■ Activity:
Gather all lines in the entries below that include the word "Carte".

■ Excerpted data:
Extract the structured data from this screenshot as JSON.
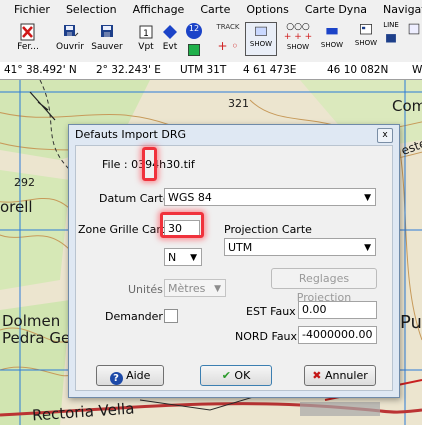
{
  "menu": [
    "Fichier",
    "Selection",
    "Affichage",
    "Carte",
    "Options",
    "Carte Dyna",
    "Navigation"
  ],
  "toolbar": {
    "fermer": "Fer...",
    "ouvrir": "Ouvrir",
    "sauver": "Sauver",
    "vpt": "Vpt",
    "evt": "Evt",
    "track": "TRACK",
    "show": "SHOW",
    "line": "LINE",
    "num": "12"
  },
  "coords": {
    "lat": "41° 38.492' N",
    "lon": "2° 32.243' E",
    "utm": "UTM  31T",
    "easting": "4 61 473E",
    "northing": "46 10 082N",
    "extra": "W"
  },
  "map_labels": {
    "n321": "321",
    "n292": "292",
    "orell": "orell",
    "dolmen": "Dolmen",
    "pedra": "Pedra Ge",
    "rectoria": "Rectoria Vella",
    "com": "Com",
    "este": "este",
    "pu": "Pu"
  },
  "dialog": {
    "title": "Defauts Import DRG",
    "close": "x",
    "file_label": "File : 0394h30.tif",
    "datum_label": "Datum Carte",
    "datum_value": "WGS 84",
    "zone_label": "Zone Grille Carte",
    "zone_value": "30",
    "hemisphere": "N",
    "projection_label": "Projection Carte",
    "projection_value": "UTM",
    "reglages_button": "Reglages Projection",
    "unites_label": "Unités",
    "unites_value": "Mètres",
    "demander_label": "Demander",
    "est_label": "EST Faux",
    "est_value": "0.00",
    "nord_label": "NORD Faux",
    "nord_value": "-4000000.00",
    "aide": "Aide",
    "ok": "OK",
    "annuler": "Annuler"
  }
}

■ Task response:
    "Carte",
    "Carte Dyna",
    "datum_label": "Datum Carte",
    "zone_label": "Zone Grille Carte",
    "projection_label": "Projection Carte",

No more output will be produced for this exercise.